Report, from the records below, every line where the word "everyone" appears.

Supplied data START

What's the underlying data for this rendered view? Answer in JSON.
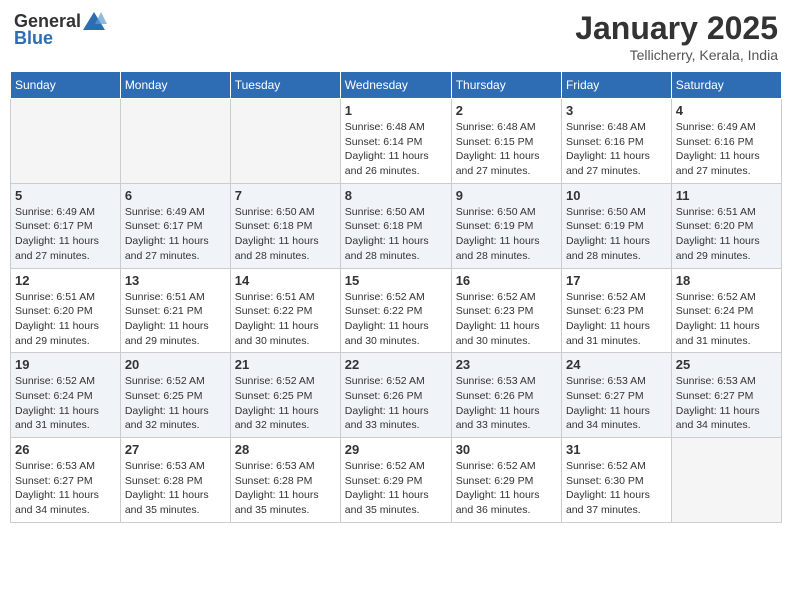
{
  "logo": {
    "text_general": "General",
    "text_blue": "Blue"
  },
  "title": "January 2025",
  "location": "Tellicherry, Kerala, India",
  "days_of_week": [
    "Sunday",
    "Monday",
    "Tuesday",
    "Wednesday",
    "Thursday",
    "Friday",
    "Saturday"
  ],
  "weeks": [
    [
      {
        "day": "",
        "info": ""
      },
      {
        "day": "",
        "info": ""
      },
      {
        "day": "",
        "info": ""
      },
      {
        "day": "1",
        "info": "Sunrise: 6:48 AM\nSunset: 6:14 PM\nDaylight: 11 hours\nand 26 minutes."
      },
      {
        "day": "2",
        "info": "Sunrise: 6:48 AM\nSunset: 6:15 PM\nDaylight: 11 hours\nand 27 minutes."
      },
      {
        "day": "3",
        "info": "Sunrise: 6:48 AM\nSunset: 6:16 PM\nDaylight: 11 hours\nand 27 minutes."
      },
      {
        "day": "4",
        "info": "Sunrise: 6:49 AM\nSunset: 6:16 PM\nDaylight: 11 hours\nand 27 minutes."
      }
    ],
    [
      {
        "day": "5",
        "info": "Sunrise: 6:49 AM\nSunset: 6:17 PM\nDaylight: 11 hours\nand 27 minutes."
      },
      {
        "day": "6",
        "info": "Sunrise: 6:49 AM\nSunset: 6:17 PM\nDaylight: 11 hours\nand 27 minutes."
      },
      {
        "day": "7",
        "info": "Sunrise: 6:50 AM\nSunset: 6:18 PM\nDaylight: 11 hours\nand 28 minutes."
      },
      {
        "day": "8",
        "info": "Sunrise: 6:50 AM\nSunset: 6:18 PM\nDaylight: 11 hours\nand 28 minutes."
      },
      {
        "day": "9",
        "info": "Sunrise: 6:50 AM\nSunset: 6:19 PM\nDaylight: 11 hours\nand 28 minutes."
      },
      {
        "day": "10",
        "info": "Sunrise: 6:50 AM\nSunset: 6:19 PM\nDaylight: 11 hours\nand 28 minutes."
      },
      {
        "day": "11",
        "info": "Sunrise: 6:51 AM\nSunset: 6:20 PM\nDaylight: 11 hours\nand 29 minutes."
      }
    ],
    [
      {
        "day": "12",
        "info": "Sunrise: 6:51 AM\nSunset: 6:20 PM\nDaylight: 11 hours\nand 29 minutes."
      },
      {
        "day": "13",
        "info": "Sunrise: 6:51 AM\nSunset: 6:21 PM\nDaylight: 11 hours\nand 29 minutes."
      },
      {
        "day": "14",
        "info": "Sunrise: 6:51 AM\nSunset: 6:22 PM\nDaylight: 11 hours\nand 30 minutes."
      },
      {
        "day": "15",
        "info": "Sunrise: 6:52 AM\nSunset: 6:22 PM\nDaylight: 11 hours\nand 30 minutes."
      },
      {
        "day": "16",
        "info": "Sunrise: 6:52 AM\nSunset: 6:23 PM\nDaylight: 11 hours\nand 30 minutes."
      },
      {
        "day": "17",
        "info": "Sunrise: 6:52 AM\nSunset: 6:23 PM\nDaylight: 11 hours\nand 31 minutes."
      },
      {
        "day": "18",
        "info": "Sunrise: 6:52 AM\nSunset: 6:24 PM\nDaylight: 11 hours\nand 31 minutes."
      }
    ],
    [
      {
        "day": "19",
        "info": "Sunrise: 6:52 AM\nSunset: 6:24 PM\nDaylight: 11 hours\nand 31 minutes."
      },
      {
        "day": "20",
        "info": "Sunrise: 6:52 AM\nSunset: 6:25 PM\nDaylight: 11 hours\nand 32 minutes."
      },
      {
        "day": "21",
        "info": "Sunrise: 6:52 AM\nSunset: 6:25 PM\nDaylight: 11 hours\nand 32 minutes."
      },
      {
        "day": "22",
        "info": "Sunrise: 6:52 AM\nSunset: 6:26 PM\nDaylight: 11 hours\nand 33 minutes."
      },
      {
        "day": "23",
        "info": "Sunrise: 6:53 AM\nSunset: 6:26 PM\nDaylight: 11 hours\nand 33 minutes."
      },
      {
        "day": "24",
        "info": "Sunrise: 6:53 AM\nSunset: 6:27 PM\nDaylight: 11 hours\nand 34 minutes."
      },
      {
        "day": "25",
        "info": "Sunrise: 6:53 AM\nSunset: 6:27 PM\nDaylight: 11 hours\nand 34 minutes."
      }
    ],
    [
      {
        "day": "26",
        "info": "Sunrise: 6:53 AM\nSunset: 6:27 PM\nDaylight: 11 hours\nand 34 minutes."
      },
      {
        "day": "27",
        "info": "Sunrise: 6:53 AM\nSunset: 6:28 PM\nDaylight: 11 hours\nand 35 minutes."
      },
      {
        "day": "28",
        "info": "Sunrise: 6:53 AM\nSunset: 6:28 PM\nDaylight: 11 hours\nand 35 minutes."
      },
      {
        "day": "29",
        "info": "Sunrise: 6:52 AM\nSunset: 6:29 PM\nDaylight: 11 hours\nand 35 minutes."
      },
      {
        "day": "30",
        "info": "Sunrise: 6:52 AM\nSunset: 6:29 PM\nDaylight: 11 hours\nand 36 minutes."
      },
      {
        "day": "31",
        "info": "Sunrise: 6:52 AM\nSunset: 6:30 PM\nDaylight: 11 hours\nand 37 minutes."
      },
      {
        "day": "",
        "info": ""
      }
    ]
  ]
}
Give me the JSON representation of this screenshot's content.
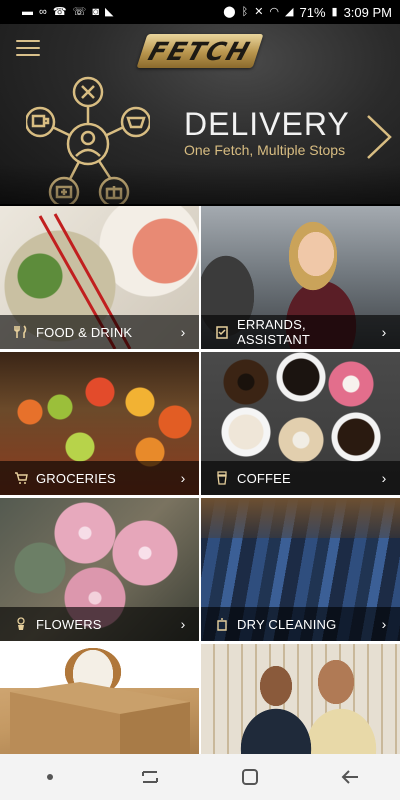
{
  "status_bar": {
    "battery": "71%",
    "time": "3:09 PM",
    "left_icons": [
      "message-icon",
      "voicemail-icon",
      "missed-call-icon",
      "wifi-call-icon",
      "instagram-icon",
      "flipboard-icon"
    ],
    "right_icons": [
      "location-icon",
      "bluetooth-icon",
      "mute-icon",
      "wifi-icon",
      "signal-icon",
      "battery-icon"
    ]
  },
  "header": {
    "logo": "FETCH",
    "banner_title": "DELIVERY",
    "banner_subtitle": "One Fetch, Multiple Stops"
  },
  "tiles": [
    {
      "label": "FOOD & DRINK",
      "icon": "fork-knife-icon"
    },
    {
      "label": "ERRANDS, ASSISTANT",
      "icon": "clipboard-check-icon"
    },
    {
      "label": "GROCERIES",
      "icon": "cart-icon"
    },
    {
      "label": "COFFEE",
      "icon": "coffee-cup-icon"
    },
    {
      "label": "FLOWERS",
      "icon": "flower-pot-icon"
    },
    {
      "label": "DRY CLEANING",
      "icon": "garment-bag-icon"
    }
  ],
  "colors": {
    "gold": "#d8bd82",
    "header_dark": "#1e1e1e",
    "nav_bar": "#f3f3f3"
  }
}
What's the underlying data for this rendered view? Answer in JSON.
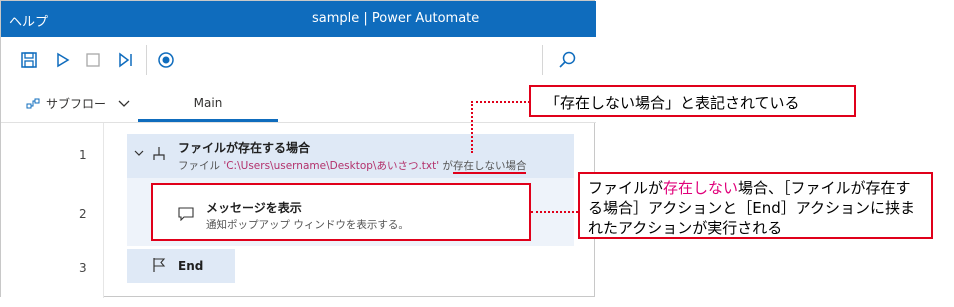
{
  "titlebar": {
    "menu": "ヘルプ",
    "title": "sample | Power Automate"
  },
  "toolbar": {
    "icons": [
      "save-icon",
      "run-icon",
      "stop-icon",
      "step-icon",
      "record-icon",
      "search-icon"
    ]
  },
  "tabs": {
    "subflow_label": "サブフロー",
    "main_label": "Main"
  },
  "line_numbers": [
    "1",
    "2",
    "3"
  ],
  "actions": [
    {
      "title": "ファイルが存在する場合",
      "sub_prefix": "ファイル ",
      "path": "'C:\\Users\\username\\Desktop\\あいさつ.txt'",
      "sub_mid": " が",
      "condition": "存在しない場合"
    },
    {
      "title": "メッセージを表示",
      "sub": "通知ポップアップ ウィンドウを表示する。"
    },
    {
      "title": "End"
    }
  ],
  "annotations": {
    "note1": "「存在しない場合」と表記されている",
    "note2_pre": "ファイルが",
    "note2_highlight": "存在しない",
    "note2_post": "場合、［ファイルが存在する場合］アクションと［End］アクションに挟まれたアクションが実行される"
  },
  "colors": {
    "accent": "#0f6cbd",
    "annotation_red": "#e0001a",
    "highlight_pink": "#e0007a"
  }
}
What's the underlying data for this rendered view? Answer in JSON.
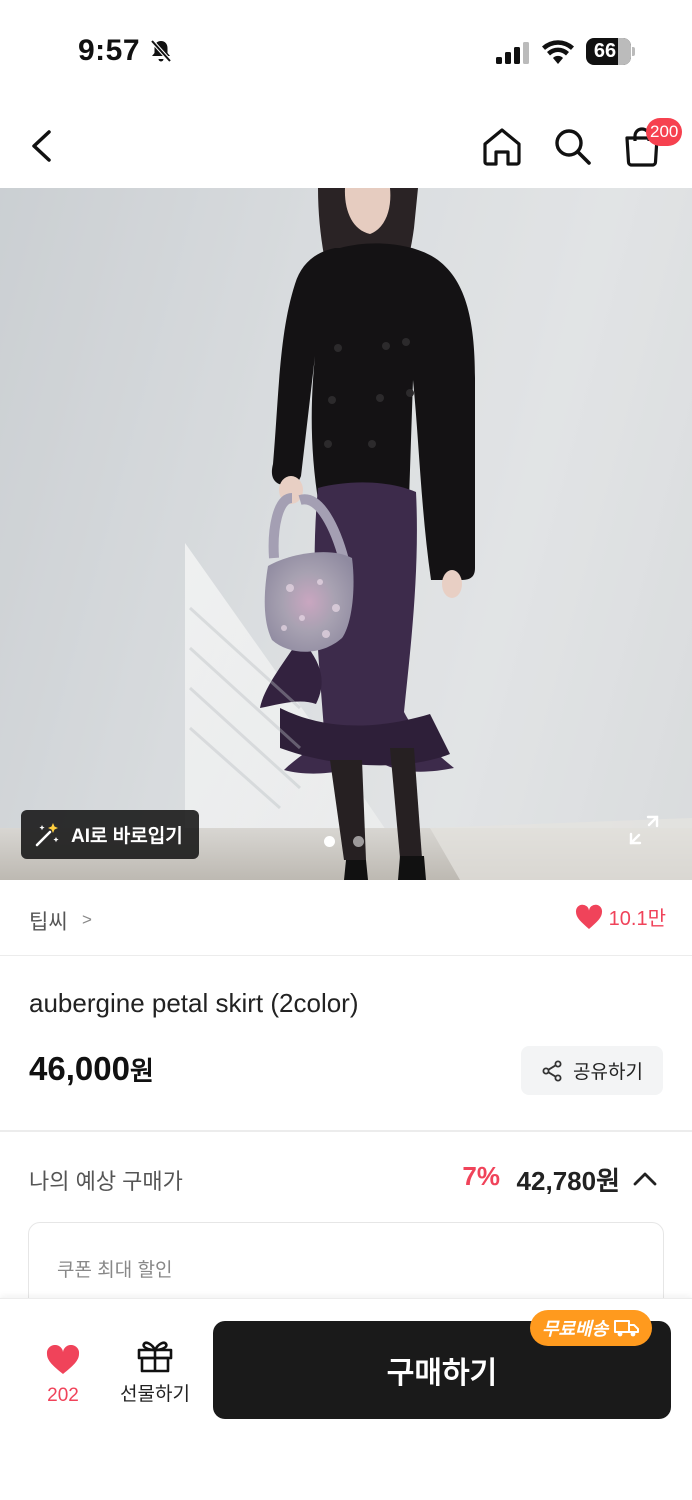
{
  "status_bar": {
    "time": "9:57",
    "battery": "66"
  },
  "nav": {
    "cart_badge": "200"
  },
  "hero": {
    "ai_button_label": "AI로 바로입기",
    "slide_dots": 2,
    "active_slide": 1
  },
  "product": {
    "brand": "팁씨",
    "brand_chevron": ">",
    "likes": "10.1만",
    "title": "aubergine petal skirt (2color)",
    "price": "46,000",
    "price_unit": "원",
    "share_label": "공유하기"
  },
  "estimate": {
    "label": "나의 예상 구매가",
    "discount_rate": "7%",
    "estimated_price": "42,780원"
  },
  "coupon": {
    "label": "쿠폰 최대 할인"
  },
  "bottom_bar": {
    "wish_count": "202",
    "gift_label": "선물하기",
    "buy_label": "구매하기",
    "free_shipping_label": "무료배송"
  },
  "colors": {
    "accent_red": "#f0435a",
    "badge_red": "#f6414f",
    "free_ship_orange": "#ff9a1e",
    "buy_button": "#1a1a1a"
  }
}
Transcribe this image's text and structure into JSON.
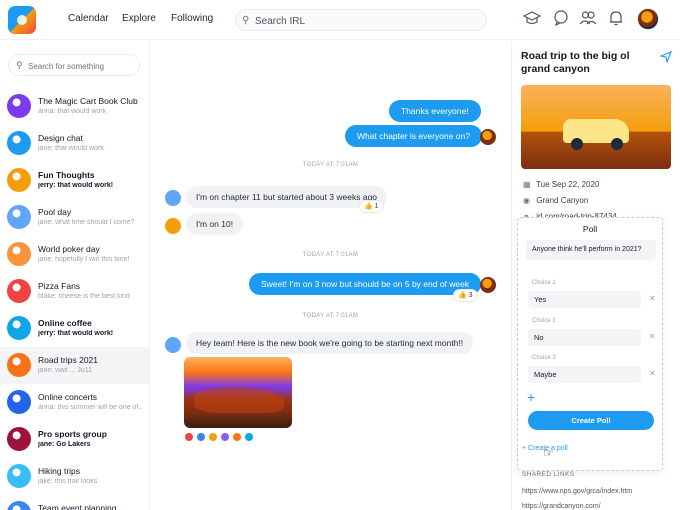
{
  "header": {
    "nav": [
      "Calendar",
      "Explore",
      "Following"
    ],
    "search_placeholder": "Search IRL",
    "icons": [
      "mortarboard-icon",
      "chat-bubble-icon",
      "people-icon",
      "bell-icon"
    ]
  },
  "sidebar": {
    "search_placeholder": "Search for something",
    "chats": [
      {
        "name": "The Magic Cart Book Club",
        "preview": "anna: that would work",
        "bold": false,
        "active": false,
        "color": "#7c3aed"
      },
      {
        "name": "Design chat",
        "preview": "jane: that would work",
        "bold": false,
        "active": false,
        "color": "#1d9bf0"
      },
      {
        "name": "Fun Thoughts",
        "preview": "jerry: that would work!",
        "bold": true,
        "active": false,
        "color": "#f59e0b"
      },
      {
        "name": "Pool day",
        "preview": "jane: what time should I come?",
        "bold": false,
        "active": false,
        "color": "#60a5fa"
      },
      {
        "name": "World poker day",
        "preview": "jane: hopefully I win this time!",
        "bold": false,
        "active": false,
        "color": "#fb923c"
      },
      {
        "name": "Pizza Fans",
        "preview": "blake: cheese is the best kind",
        "bold": false,
        "active": false,
        "color": "#ef4444"
      },
      {
        "name": "Online coffee",
        "preview": "jerry: that would work!",
        "bold": true,
        "active": false,
        "color": "#0ea5e9"
      },
      {
        "name": "Road trips 2021",
        "preview": "jane: wait ... Ju11",
        "bold": false,
        "active": true,
        "color": "#f97316"
      },
      {
        "name": "Online concerts",
        "preview": "anna: this summer will be one of...",
        "bold": false,
        "active": false,
        "color": "#2563eb"
      },
      {
        "name": "Pro sports group",
        "preview": "jane: Go Lakers",
        "bold": true,
        "active": false,
        "color": "#9f1239"
      },
      {
        "name": "Hiking trips",
        "preview": "jake: this trail looks",
        "bold": false,
        "active": false,
        "color": "#38bdf8"
      },
      {
        "name": "Team event planning",
        "preview": "",
        "bold": false,
        "active": false,
        "color": "#3b82f6"
      }
    ]
  },
  "chat": {
    "messages_out_1": "Thanks everyone!",
    "messages_out_2": "What chapter is everyone on?",
    "stamp_1": "TODAY AT 7:01AM",
    "msg_in_1": "I'm on chapter 11 but started about 3 weeks ago",
    "react_1": "👍 1",
    "msg_in_2": "I'm on 10!",
    "stamp_2": "TODAY AT 7:01AM",
    "msg_out_3": "Sweet! I'm on 3 now but should be on 5 by end of week",
    "react_2": "👍 3",
    "stamp_3": "TODAY AT 7:01AM",
    "msg_in_3": "Hey team! Here is the new book we're going to be starting next month!!"
  },
  "panel": {
    "title": "Road trip to the big ol grand canyon",
    "date": "Tue Sep 22, 2020",
    "location": "Grand Canyon",
    "link_partial": "irl.com/road-trip-87434",
    "poll": {
      "header": "Poll",
      "question": "Anyone think he'll perform in 2021?",
      "choices": [
        {
          "label": "Choice 1",
          "value": "Yes"
        },
        {
          "label": "Choice 2",
          "value": "No"
        },
        {
          "label": "Choice 3",
          "value": "Maybe"
        }
      ],
      "create_button": "Create Poll"
    },
    "create_link": "+ Create a poll",
    "shared_links_label": "SHARED LINKS",
    "links": [
      "https://www.nps.gov/grca/index.htm",
      "https://grandcanyon.com/"
    ]
  }
}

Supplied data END

## Completed exercise
    "messages_out_1": "Thanks everyone!",
    "messages_out_2": "What chapter is everyone on?",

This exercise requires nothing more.